My aunt – her name was Veronica, but she was Vera to all of us – had been dealing with declining health for quite some time. When I got the news from my Mom yesterday she’d told me that Vera was dealing with ongoing medical problems including a considerable history of difficulties with cardiac function. I don’t know all of the details, as I’m somewhat ashamed to admit that I didn’t keep contact with her (I think the last time I saw her was probably 15 years ago), but I know that she’d been hospitalized recently.
Vera was a good person. She was honest. She was not afraid to speak her mind, and she definitely had no trouble calling things as she saw them. She had a wonderful sense of humor and she was a natural storyteller. And she had an interesting history: she was born in Liverpool, England and came to the United States as a young woman. Her sister and father also found their way to this country as well, and I remember as a small child seeing both of them regularly make appearances at their home. She was married to my father’s brother, my uncle Johnny, and they had two sons, my cousins John and Barry. They lived in Billerica, Massachusetts.
I remember that we did a lot of things with them when I was young. Our families camped together. I got to tag along on fishing trips. There were a lot of trips to the beach.

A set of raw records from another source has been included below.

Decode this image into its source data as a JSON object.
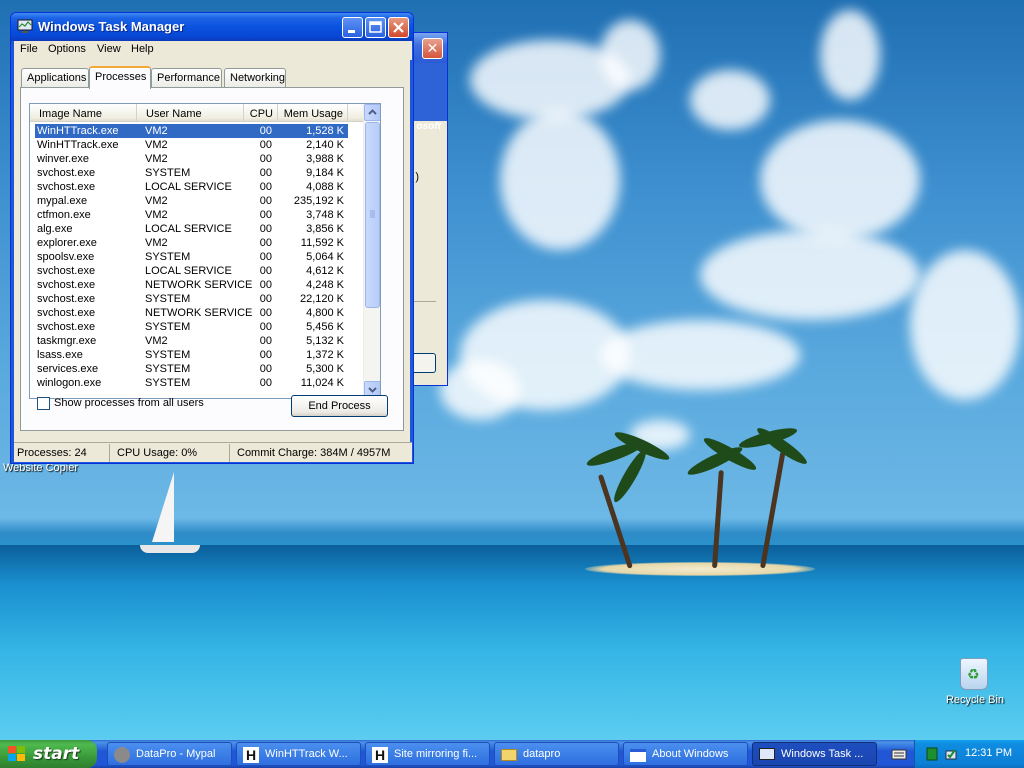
{
  "desktop": {
    "labels": [
      "Website Copier"
    ],
    "recycle_bin": "Recycle Bin"
  },
  "background_window": {
    "banner_text": "osoft",
    "paren_text": ")"
  },
  "taskmgr": {
    "title": "Windows Task Manager",
    "menu": [
      "File",
      "Options",
      "View",
      "Help"
    ],
    "tabs": [
      "Applications",
      "Processes",
      "Performance",
      "Networking"
    ],
    "active_tab": "Processes",
    "columns": [
      "Image Name",
      "User Name",
      "CPU",
      "Mem Usage"
    ],
    "processes": [
      {
        "image": "WinHTTrack.exe",
        "user": "VM2",
        "cpu": "00",
        "mem": "1,528 K"
      },
      {
        "image": "WinHTTrack.exe",
        "user": "VM2",
        "cpu": "00",
        "mem": "2,140 K"
      },
      {
        "image": "winver.exe",
        "user": "VM2",
        "cpu": "00",
        "mem": "3,988 K"
      },
      {
        "image": "svchost.exe",
        "user": "SYSTEM",
        "cpu": "00",
        "mem": "9,184 K"
      },
      {
        "image": "svchost.exe",
        "user": "LOCAL SERVICE",
        "cpu": "00",
        "mem": "4,088 K"
      },
      {
        "image": "mypal.exe",
        "user": "VM2",
        "cpu": "00",
        "mem": "235,192 K"
      },
      {
        "image": "ctfmon.exe",
        "user": "VM2",
        "cpu": "00",
        "mem": "3,748 K"
      },
      {
        "image": "alg.exe",
        "user": "LOCAL SERVICE",
        "cpu": "00",
        "mem": "3,856 K"
      },
      {
        "image": "explorer.exe",
        "user": "VM2",
        "cpu": "00",
        "mem": "11,592 K"
      },
      {
        "image": "spoolsv.exe",
        "user": "SYSTEM",
        "cpu": "00",
        "mem": "5,064 K"
      },
      {
        "image": "svchost.exe",
        "user": "LOCAL SERVICE",
        "cpu": "00",
        "mem": "4,612 K"
      },
      {
        "image": "svchost.exe",
        "user": "NETWORK SERVICE",
        "cpu": "00",
        "mem": "4,248 K"
      },
      {
        "image": "svchost.exe",
        "user": "SYSTEM",
        "cpu": "00",
        "mem": "22,120 K"
      },
      {
        "image": "svchost.exe",
        "user": "NETWORK SERVICE",
        "cpu": "00",
        "mem": "4,800 K"
      },
      {
        "image": "svchost.exe",
        "user": "SYSTEM",
        "cpu": "00",
        "mem": "5,456 K"
      },
      {
        "image": "taskmgr.exe",
        "user": "VM2",
        "cpu": "00",
        "mem": "5,132 K"
      },
      {
        "image": "lsass.exe",
        "user": "SYSTEM",
        "cpu": "00",
        "mem": "1,372 K"
      },
      {
        "image": "services.exe",
        "user": "SYSTEM",
        "cpu": "00",
        "mem": "5,300 K"
      },
      {
        "image": "winlogon.exe",
        "user": "SYSTEM",
        "cpu": "00",
        "mem": "11,024 K"
      }
    ],
    "selected_index": 0,
    "show_all_label": "Show processes from all users",
    "show_all_checked": false,
    "end_process_label": "End Process",
    "status": {
      "processes": "Processes: 24",
      "cpu_usage": "CPU Usage: 0%",
      "commit_charge": "Commit Charge: 384M / 4957M"
    }
  },
  "taskbar": {
    "start_label": "start",
    "tasks": [
      {
        "icon": "raccoon-icon",
        "label": "DataPro - Mypal"
      },
      {
        "icon": "httrack-icon",
        "label": "WinHTTrack W..."
      },
      {
        "icon": "httrack-icon",
        "label": "Site mirroring fi..."
      },
      {
        "icon": "folder-icon",
        "label": "datapro"
      },
      {
        "icon": "window-icon",
        "label": "About Windows"
      },
      {
        "icon": "taskmgr-icon",
        "label": "Windows Task ..."
      }
    ],
    "active_task_index": 5,
    "clock": "12:31 PM"
  },
  "colors": {
    "xp_blue": "#0a52e0",
    "selection": "#316ac5",
    "start_green": "#3a9a3a",
    "tray_blue": "#0f8ce0"
  }
}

She and my uncle, in addition to raising their sons, also raised their nephew, Alan. He ended up orphaned when his mother died, and Vera and Johnny took him into their home. As I recall, that was an act of great love on their part, not to mention courage. We used to play together as kids, and I can’t even remember all of the trouble we got into. That aside, they raised him right as he turned out to be a really fine man. He lives in Texas, and I imagine I will get to see him, as well as my cousins, sometime in the next few days.
Some things changed when Johnny, my uncle, got sick. Cancer. Throat and esophageal cancer that metastasized into his lungs. He died in 1972 at the age of 50. Likely due to heavy smoking. Left Vera to raise Alan single-handedly as well as keep up with her sons. Barry deals with nuclear reactors for a living and lives in Virginia. John stayed my aunt, running her house, helping her with Alan, and ultimately taking care of her when she became infirm.
I have to correct something I'd originally mentioned, mostly due to too much to sort out in my memory. I had thought that my uncle had worked in the nuclear industry, but I was wrong about that; he worked as a machinist. I have to thank Barry for correcting me on that because it is an important point. Recounting history, no matter whose it is, needs to be as accurate as possible. Otherwise, what is the point? And, as I said, it's important. At least to me, and I suspect to my family as well. And I try to do them justice.
The last time I saw her, as I said, was probably 15 years ago. I had an opportunity to stop in at her house as I was driving through Billerica. And I’m glad I did as we had a really nice visit. What I remember about that conversation, though, is that I learned things about my Dad’s family that I didn’t know. It was during that visit that I figured out how much of a wealth of knowledge she had about my grandparents and their upbringing.
It definitely makes me wish I’d kept in closer touch with her.
Now, at least, she is in a place where she is at peace, is not dealing with the indignity of old age and ill health, and hopefully is reunited with her husband.
Rest in peace, Aunt Vera.
Veronica (Timewell) Trachim
July 13, 1922 - June 19, 2010
Eternal rest grant unto her, O Lord
And let Perpetual Light shine upon her.
May she rest in peace.